Despite constantly advancing technology shifting us further towards digital forms of media, print is still very much alive, and magazines can still be a profitable endeavor. But if you’re considering starting a magazine or other publication, your first question is more than likely “How much will it cost?” Unfortunately, it’s not quite that simple.
There are a lot of variables that influence magazine printing costs. Size, quantity, and paper quality are obvious factors that play a role in your overall printing cost. However, there are other not-so-obvious factors that can have a big impact on the bottom line.
This article will give you an idea of the costs associated with magazine printing to help you make an informed decision for your business.
Factors That Affect Printing Cost
No two magazines are the same. The details that set your magazine apart from the rest will also affect the cost of printing, sometimes in a big way. During the process of designing your magazine, make sure to take these costs into account when making key decisions.
Trim Size and Paper Weight
Trim size (the dimensions of the paper once it’s been cut to size) will affect the final printing cost of your project. Likewise, the weight of the paper used will also have an effect. To put it simply, both of these factors determine how much paper is needed to print each magazine – more paper equals higher costs. A smaller magazine with lighter paper will be cheaper to print than a large, heavy magazine.
Number of Pages

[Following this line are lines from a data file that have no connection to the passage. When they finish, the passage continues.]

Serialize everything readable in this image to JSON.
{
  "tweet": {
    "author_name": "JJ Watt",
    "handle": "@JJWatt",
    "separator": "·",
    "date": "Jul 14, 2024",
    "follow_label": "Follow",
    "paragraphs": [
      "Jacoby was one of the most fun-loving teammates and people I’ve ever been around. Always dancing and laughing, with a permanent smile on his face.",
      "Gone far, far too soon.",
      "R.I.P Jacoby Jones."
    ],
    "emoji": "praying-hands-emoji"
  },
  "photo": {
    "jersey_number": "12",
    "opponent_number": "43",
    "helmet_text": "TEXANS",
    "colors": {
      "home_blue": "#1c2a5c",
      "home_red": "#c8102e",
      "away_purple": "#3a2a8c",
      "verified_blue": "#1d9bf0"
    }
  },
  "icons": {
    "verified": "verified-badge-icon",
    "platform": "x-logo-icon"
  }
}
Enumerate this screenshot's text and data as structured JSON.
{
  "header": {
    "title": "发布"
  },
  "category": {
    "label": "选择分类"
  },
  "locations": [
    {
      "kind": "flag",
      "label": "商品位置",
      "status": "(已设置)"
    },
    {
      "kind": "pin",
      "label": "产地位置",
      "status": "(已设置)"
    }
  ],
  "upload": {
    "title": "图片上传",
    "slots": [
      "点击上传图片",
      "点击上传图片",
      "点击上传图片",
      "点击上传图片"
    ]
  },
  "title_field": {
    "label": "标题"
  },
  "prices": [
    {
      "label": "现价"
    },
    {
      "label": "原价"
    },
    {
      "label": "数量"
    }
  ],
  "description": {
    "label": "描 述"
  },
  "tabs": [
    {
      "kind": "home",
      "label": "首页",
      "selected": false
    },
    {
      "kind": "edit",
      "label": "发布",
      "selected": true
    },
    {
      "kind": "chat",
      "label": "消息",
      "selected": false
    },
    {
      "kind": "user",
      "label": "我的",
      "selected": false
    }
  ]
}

Similarly, the total number of pages in your magazine will affect the printing cost. A shorter magazine may clock in under 50 pages, while longer publications may contain 200 or more – meaning four times as much paper is needed for each print.
When designing your magazine, it’s important to find the right page count. Too many pages will increase costs, while too few may mean cutting important spreads and/or room for advertisements.
The finish, or lack thereof, will also affect printing costs. When printing a magazine, you have several coating options to choose from, like UV coating, aqueous coating, varnish coating, and more. Some of your finish options include gloss, satin, matte and linen, with each option bringing a different price point into the equation.
Certain coatings and finishes are ideal for vibrant, colorful imagery, while others provide a more crisp, tactile feel to the paper. We recommend always adding some form of coating on the cover to reduce transit scuffing and to help protect the images on your covers.
In addition to the type of paper you use to print the pages of your magazine, you’ll need to consider the cover stock. Many magazines are printed with a thicker, heavier cover, while other ‘self cover’ magazines use the same paper for their cover as what’s used to print the pages inside.
Saddle Stitch Vs. Perfect Bound
When printing a magazine, most of the time you’ll have two binding options: saddle stitch and perfect bound. Saddle stitch is generally the more cost-effective option, while perfect bound magazines may cost a bit more.
If you’re printing a magazine with fewer pages, saddle stitch is likely your best bet – magazine printers typically require a minimum number of pages before perfect bound is an option. However, once you hit a certain page count, saddle stitching is no longer viable. Perfect-bound magazines are ideal for a larger page count and are often considered the cleaner-looking option, trading staples for a squared-off spine.
This probably goes without saying, but it’s going to cost more to print 10,000 magazines than it will to print 1,000. However, as your magazine quantity increases, the cost per magazine decreases. This is because there is a certain amount of preparation that goes into magazine printing, regardless of the quantity. Particularly when using non-digital printing methods, like heatset web printing and sheetfed printing, it becomes more efficient to print larger runs, as these setup costs do not increase with quantity.
A skilled magazine printer will work with you to get your magazines printed on a schedule that works for you. However, keep in mind a quick turnaround time will more than likely come with a rush fee to compensate for the extra planning and labor required.
Average Printing Cost per Magazine
When printing magazines through a commercial printer, there’s no one-size-fits-all answer to pricing. For example, a customer who printed 7,400 copies of a 64-page self cover magazine had a per-unit cost of $1.16, while another customer who printed 102,000 copies of a 44-page plus cover magazine paid $0.33 each.
In general, you might expect a per-unit cost as low as $0.30 or as high as $4.00 or more, depending on the features, quantity, and size. Keep in mind the 50/50 rule: approximately 50% of your printing costs come from manufacturing and the other 50% from paper.
Don’t Forget About Distribution
Remember: printing your magazine is only one step in the process of getting it into the hands of your customers. Once it’s been printed, do you have a solid distribution plan in place? Shipping costs can quickly add up to a hefty price tag – consider working with a printer that can also handle mailing and fulfillment, saving you time, money and stress.
You Get What You Pay For
At a certain point, cutting costs might mean cutting quality, and the cheapest option for magazine printing may not necessarily be the best option. It’s important to take other aspects beyond cost into account, such as quality, technical support and expertise. Walsworth has operated in the printing industry for more than 86 years, and you can see the Walsworth Difference in the quality of our work.
Print Your Next Magazine with Walsworth
Walsworth is committed to helping make your next magazine come to life before your eyes. To learn more about what we offer, our pricing and our commitment to quality and sustainability, submit your information today.